----- Material provided -----

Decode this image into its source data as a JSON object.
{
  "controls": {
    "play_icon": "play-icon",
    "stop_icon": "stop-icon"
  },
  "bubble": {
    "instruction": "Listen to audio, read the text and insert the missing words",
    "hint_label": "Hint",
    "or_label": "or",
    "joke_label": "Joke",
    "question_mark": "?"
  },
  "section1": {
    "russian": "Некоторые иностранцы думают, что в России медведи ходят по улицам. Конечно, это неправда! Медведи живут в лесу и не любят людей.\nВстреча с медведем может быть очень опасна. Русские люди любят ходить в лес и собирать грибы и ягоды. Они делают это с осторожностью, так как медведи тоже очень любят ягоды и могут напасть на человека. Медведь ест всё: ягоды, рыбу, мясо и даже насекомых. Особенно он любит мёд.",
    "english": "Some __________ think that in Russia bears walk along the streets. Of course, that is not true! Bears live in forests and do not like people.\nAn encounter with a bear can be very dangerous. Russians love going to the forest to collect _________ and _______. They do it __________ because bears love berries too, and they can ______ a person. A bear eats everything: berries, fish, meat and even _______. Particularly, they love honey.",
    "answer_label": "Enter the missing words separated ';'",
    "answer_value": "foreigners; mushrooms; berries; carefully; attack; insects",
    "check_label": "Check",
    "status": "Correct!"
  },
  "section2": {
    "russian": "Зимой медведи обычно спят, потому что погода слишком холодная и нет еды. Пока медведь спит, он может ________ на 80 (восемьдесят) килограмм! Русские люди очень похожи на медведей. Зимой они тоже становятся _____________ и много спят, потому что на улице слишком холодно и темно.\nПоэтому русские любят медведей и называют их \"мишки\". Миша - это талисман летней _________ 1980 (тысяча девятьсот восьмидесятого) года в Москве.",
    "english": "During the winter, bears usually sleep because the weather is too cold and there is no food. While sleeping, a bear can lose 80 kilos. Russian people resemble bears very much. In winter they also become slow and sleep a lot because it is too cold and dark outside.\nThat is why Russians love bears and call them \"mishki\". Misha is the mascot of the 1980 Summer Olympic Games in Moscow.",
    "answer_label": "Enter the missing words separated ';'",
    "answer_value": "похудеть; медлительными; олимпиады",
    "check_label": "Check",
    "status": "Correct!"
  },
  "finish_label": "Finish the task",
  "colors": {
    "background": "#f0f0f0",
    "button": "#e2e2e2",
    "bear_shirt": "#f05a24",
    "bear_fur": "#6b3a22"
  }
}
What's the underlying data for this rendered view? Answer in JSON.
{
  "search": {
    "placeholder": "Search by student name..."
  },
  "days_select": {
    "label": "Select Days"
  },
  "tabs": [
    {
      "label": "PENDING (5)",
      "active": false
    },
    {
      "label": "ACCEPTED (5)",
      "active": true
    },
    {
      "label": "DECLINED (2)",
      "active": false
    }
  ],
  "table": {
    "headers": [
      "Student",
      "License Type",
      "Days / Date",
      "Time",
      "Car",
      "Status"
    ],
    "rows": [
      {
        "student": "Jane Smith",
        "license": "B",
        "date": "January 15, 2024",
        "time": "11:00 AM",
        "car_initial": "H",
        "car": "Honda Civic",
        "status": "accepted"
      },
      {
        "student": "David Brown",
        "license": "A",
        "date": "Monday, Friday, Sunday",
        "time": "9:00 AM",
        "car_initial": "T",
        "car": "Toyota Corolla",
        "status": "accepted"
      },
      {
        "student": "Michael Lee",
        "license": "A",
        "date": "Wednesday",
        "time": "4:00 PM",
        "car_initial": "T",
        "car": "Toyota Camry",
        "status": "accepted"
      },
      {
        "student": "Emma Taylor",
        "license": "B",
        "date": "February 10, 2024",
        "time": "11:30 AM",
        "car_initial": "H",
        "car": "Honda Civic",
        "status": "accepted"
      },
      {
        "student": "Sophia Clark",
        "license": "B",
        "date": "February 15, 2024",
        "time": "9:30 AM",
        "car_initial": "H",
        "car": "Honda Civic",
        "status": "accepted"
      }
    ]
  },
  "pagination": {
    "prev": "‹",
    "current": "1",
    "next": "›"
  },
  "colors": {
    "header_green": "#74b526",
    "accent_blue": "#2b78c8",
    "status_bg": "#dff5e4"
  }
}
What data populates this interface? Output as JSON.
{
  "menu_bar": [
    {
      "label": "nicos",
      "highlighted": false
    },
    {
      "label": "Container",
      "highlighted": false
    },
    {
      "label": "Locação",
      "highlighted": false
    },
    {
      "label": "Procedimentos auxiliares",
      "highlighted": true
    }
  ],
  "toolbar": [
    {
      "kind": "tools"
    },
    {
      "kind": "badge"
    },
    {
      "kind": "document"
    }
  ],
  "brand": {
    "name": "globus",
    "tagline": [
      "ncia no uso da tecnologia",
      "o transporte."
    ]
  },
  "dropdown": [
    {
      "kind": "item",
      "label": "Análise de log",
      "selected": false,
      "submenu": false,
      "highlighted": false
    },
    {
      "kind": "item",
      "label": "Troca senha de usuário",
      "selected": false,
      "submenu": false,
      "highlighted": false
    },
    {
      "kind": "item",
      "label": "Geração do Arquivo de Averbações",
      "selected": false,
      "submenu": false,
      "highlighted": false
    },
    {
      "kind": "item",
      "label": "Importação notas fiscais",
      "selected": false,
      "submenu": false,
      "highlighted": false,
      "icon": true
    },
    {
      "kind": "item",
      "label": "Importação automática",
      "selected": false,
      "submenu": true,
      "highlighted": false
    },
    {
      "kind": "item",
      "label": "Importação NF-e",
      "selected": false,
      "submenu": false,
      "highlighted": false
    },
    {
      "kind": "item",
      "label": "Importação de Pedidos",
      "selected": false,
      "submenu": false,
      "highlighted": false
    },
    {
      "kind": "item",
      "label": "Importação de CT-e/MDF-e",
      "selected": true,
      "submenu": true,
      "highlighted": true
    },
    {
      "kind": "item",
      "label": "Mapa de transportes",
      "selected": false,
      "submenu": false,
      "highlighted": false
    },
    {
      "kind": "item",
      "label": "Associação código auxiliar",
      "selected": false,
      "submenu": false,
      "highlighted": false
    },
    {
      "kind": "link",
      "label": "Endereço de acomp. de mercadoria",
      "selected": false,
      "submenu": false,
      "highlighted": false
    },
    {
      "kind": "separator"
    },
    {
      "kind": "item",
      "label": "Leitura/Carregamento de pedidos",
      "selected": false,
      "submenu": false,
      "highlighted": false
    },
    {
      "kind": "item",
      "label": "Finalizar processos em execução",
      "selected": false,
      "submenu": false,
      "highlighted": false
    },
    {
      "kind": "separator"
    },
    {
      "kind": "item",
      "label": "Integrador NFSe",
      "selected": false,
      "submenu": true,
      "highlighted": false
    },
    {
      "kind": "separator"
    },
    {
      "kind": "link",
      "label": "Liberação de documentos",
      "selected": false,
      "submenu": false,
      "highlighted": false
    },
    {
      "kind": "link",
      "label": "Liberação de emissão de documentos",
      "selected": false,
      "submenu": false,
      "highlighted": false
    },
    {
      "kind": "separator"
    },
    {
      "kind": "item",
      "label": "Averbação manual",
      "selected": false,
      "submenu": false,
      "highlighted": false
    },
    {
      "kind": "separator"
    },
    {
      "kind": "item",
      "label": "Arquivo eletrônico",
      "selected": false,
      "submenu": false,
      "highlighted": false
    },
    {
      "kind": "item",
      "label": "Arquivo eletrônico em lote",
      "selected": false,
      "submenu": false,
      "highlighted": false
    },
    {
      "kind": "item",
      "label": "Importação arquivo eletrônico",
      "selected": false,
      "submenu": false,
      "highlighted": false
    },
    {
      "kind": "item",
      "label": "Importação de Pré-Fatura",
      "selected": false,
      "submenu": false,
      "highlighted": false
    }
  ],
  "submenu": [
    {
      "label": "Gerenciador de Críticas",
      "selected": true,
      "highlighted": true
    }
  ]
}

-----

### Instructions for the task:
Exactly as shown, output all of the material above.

### Result:
Decode this image into its source data as a JSON object.
{
  "controls": {
    "play_icon": "play-icon",
    "stop_icon": "stop-icon"
  },
  "bubble": {
    "instruction": "Listen to audio, read the text and insert the missing words",
    "hint_label": "Hint",
    "or_label": "or",
    "joke_label": "Joke",
    "question_mark": "?"
  },
  "section1": {
    "russian": "Некоторые иностранцы думают, что в России медведи ходят по улицам. Конечно, это неправда! Медведи живут в лесу и не любят людей.\nВстреча с медведем может быть очень опасна. Русские люди любят ходить в лес и собирать грибы и ягоды. Они делают это с осторожностью, так как медведи тоже очень любят ягоды и могут напасть на человека. Медведь ест всё: ягоды, рыбу, мясо и даже насекомых. Особенно он любит мёд.",
    "english": "Some __________ think that in Russia bears walk along the streets. Of course, that is not true! Bears live in forests and do not like people.\nAn encounter with a bear can be very dangerous. Russians love going to the forest to collect _________ and _______. They do it __________ because bears love berries too, and they can ______ a person. A bear eats everything: berries, fish, meat and even _______. Particularly, they love honey.",
    "answer_label": "Enter the missing words separated ';'",
    "answer_value": "foreigners; mushrooms; berries; carefully; attack; insects",
    "check_label": "Check",
    "status": "Correct!"
  },
  "section2": {
    "russian": "Зимой медведи обычно спят, потому что погода слишком холодная и нет еды. Пока медведь спит, он может ________ на 80 (восемьдесят) килограмм! Русские люди очень похожи на медведей. Зимой они тоже становятся _____________ и много спят, потому что на улице слишком холодно и темно.\nПоэтому русские любят медведей и называют их \"мишки\". Миша - это талисман летней _________ 1980 (тысяча девятьсот восьмидесятого) года в Москве.",
    "english": "During the winter, bears usually sleep because the weather is too cold and there is no food. While sleeping, a bear can lose 80 kilos. Russian people resemble bears very much. In winter they also become slow and sleep a lot because it is too cold and dark outside.\nThat is why Russians love bears and call them \"mishki\". Misha is the mascot of the 1980 Summer Olympic Games in Moscow.",
    "answer_label": "Enter the missing words separated ';'",
    "answer_value": "похудеть; медлительными; олимпиады",
    "check_label": "Check",
    "status": "Correct!"
  },
  "finish_label": "Finish the task",
  "colors": {
    "background": "#f0f0f0",
    "button": "#e2e2e2",
    "bear_shirt": "#f05a24",
    "bear_fur": "#6b3a22"
  }
}
What's the underlying data for this rendered view? Answer in JSON.
{
  "search": {
    "placeholder": "Search by student name..."
  },
  "days_select": {
    "label": "Select Days"
  },
  "tabs": [
    {
      "label": "PENDING (5)",
      "active": false
    },
    {
      "label": "ACCEPTED (5)",
      "active": true
    },
    {
      "label": "DECLINED (2)",
      "active": false
    }
  ],
  "table": {
    "headers": [
      "Student",
      "License Type",
      "Days / Date",
      "Time",
      "Car",
      "Status"
    ],
    "rows": [
      {
        "student": "Jane Smith",
        "license": "B",
        "date": "January 15, 2024",
        "time": "11:00 AM",
        "car_initial": "H",
        "car": "Honda Civic",
        "status": "accepted"
      },
      {
        "student": "David Brown",
        "license": "A",
        "date": "Monday, Friday, Sunday",
        "time": "9:00 AM",
        "car_initial": "T",
        "car": "Toyota Corolla",
        "status": "accepted"
      },
      {
        "student": "Michael Lee",
        "license": "A",
        "date": "Wednesday",
        "time": "4:00 PM",
        "car_initial": "T",
        "car": "Toyota Camry",
        "status": "accepted"
      },
      {
        "student": "Emma Taylor",
        "license": "B",
        "date": "February 10, 2024",
        "time": "11:30 AM",
        "car_initial": "H",
        "car": "Honda Civic",
        "status": "accepted"
      },
      {
        "student": "Sophia Clark",
        "license": "B",
        "date": "February 15, 2024",
        "time": "9:30 AM",
        "car_initial": "H",
        "car": "Honda Civic",
        "status": "accepted"
      }
    ]
  },
  "pagination": {
    "prev": "‹",
    "current": "1",
    "next": "›"
  },
  "colors": {
    "header_green": "#74b526",
    "accent_blue": "#2b78c8",
    "status_bg": "#dff5e4"
  }
}
What data populates this interface? Output as JSON.
{
  "menu_bar": [
    {
      "label": "nicos",
      "highlighted": false
    },
    {
      "label": "Container",
      "highlighted": false
    },
    {
      "label": "Locação",
      "highlighted": false
    },
    {
      "label": "Procedimentos auxiliares",
      "highlighted": true
    }
  ],
  "toolbar": [
    {
      "kind": "tools"
    },
    {
      "kind": "badge"
    },
    {
      "kind": "document"
    }
  ],
  "brand": {
    "name": "globus",
    "tagline": [
      "ncia no uso da tecnologia",
      "o transporte."
    ]
  },
  "dropdown": [
    {
      "kind": "item",
      "label": "Análise de log",
      "selected": false,
      "submenu": false,
      "highlighted": false
    },
    {
      "kind": "item",
      "label": "Troca senha de usuário",
      "selected": false,
      "submenu": false,
      "highlighted": false
    },
    {
      "kind": "item",
      "label": "Geração do Arquivo de Averbações",
      "selected": false,
      "submenu": false,
      "highlighted": false
    },
    {
      "kind": "item",
      "label": "Importação notas fiscais",
      "selected": false,
      "submenu": false,
      "highlighted": false,
      "icon": true
    },
    {
      "kind": "item",
      "label": "Importação automática",
      "selected": false,
      "submenu": true,
      "highlighted": false
    },
    {
      "kind": "item",
      "label": "Importação NF-e",
      "selected": false,
      "submenu": false,
      "highlighted": false
    },
    {
      "kind": "item",
      "label": "Importação de Pedidos",
      "selected": false,
      "submenu": false,
      "highlighted": false
    },
    {
      "kind": "item",
      "label": "Importação de CT-e/MDF-e",
      "selected": true,
      "submenu": true,
      "highlighted": true
    },
    {
      "kind": "item",
      "label": "Mapa de transportes",
      "selected": false,
      "submenu": false,
      "highlighted": false
    },
    {
      "kind": "item",
      "label": "Associação código auxiliar",
      "selected": false,
      "submenu": false,
      "highlighted": false
    },
    {
      "kind": "link",
      "label": "Endereço de acomp. de mercadoria",
      "selected": false,
      "submenu": false,
      "highlighted": false
    },
    {
      "kind": "separator"
    },
    {
      "kind": "item",
      "label": "Leitura/Carregamento de pedidos",
      "selected": false,
      "submenu": false,
      "highlighted": false
    },
    {
      "kind": "item",
      "label": "Finalizar processos em execução",
      "selected": false,
      "submenu": false,
      "highlighted": false
    },
    {
      "kind": "separator"
    },
    {
      "kind": "item",
      "label": "Integrador NFSe",
      "selected": false,
      "submenu": true,
      "highlighted": false
    },
    {
      "kind": "separator"
    },
    {
      "kind": "link",
      "label": "Liberação de documentos",
      "selected": false,
      "submenu": false,
      "highlighted": false
    },
    {
      "kind": "link",
      "label": "Liberação de emissão de documentos",
      "selected": false,
      "submenu": false,
      "highlighted": false
    },
    {
      "kind": "separator"
    },
    {
      "kind": "item",
      "label": "Averbação manual",
      "selected": false,
      "submenu": false,
      "highlighted": false
    },
    {
      "kind": "separator"
    },
    {
      "kind": "item",
      "label": "Arquivo eletrônico",
      "selected": false,
      "submenu": false,
      "highlighted": false
    },
    {
      "kind": "item",
      "label": "Arquivo eletrônico em lote",
      "selected": false,
      "submenu": false,
      "highlighted": false
    },
    {
      "kind": "item",
      "label": "Importação arquivo eletrônico",
      "selected": false,
      "submenu": false,
      "highlighted": false
    },
    {
      "kind": "item",
      "label": "Importação de Pré-Fatura",
      "selected": false,
      "submenu": false,
      "highlighted": false
    }
  ],
  "submenu": [
    {
      "label": "Gerenciador de Críticas",
      "selected": true,
      "highlighted": true
    }
  ]
}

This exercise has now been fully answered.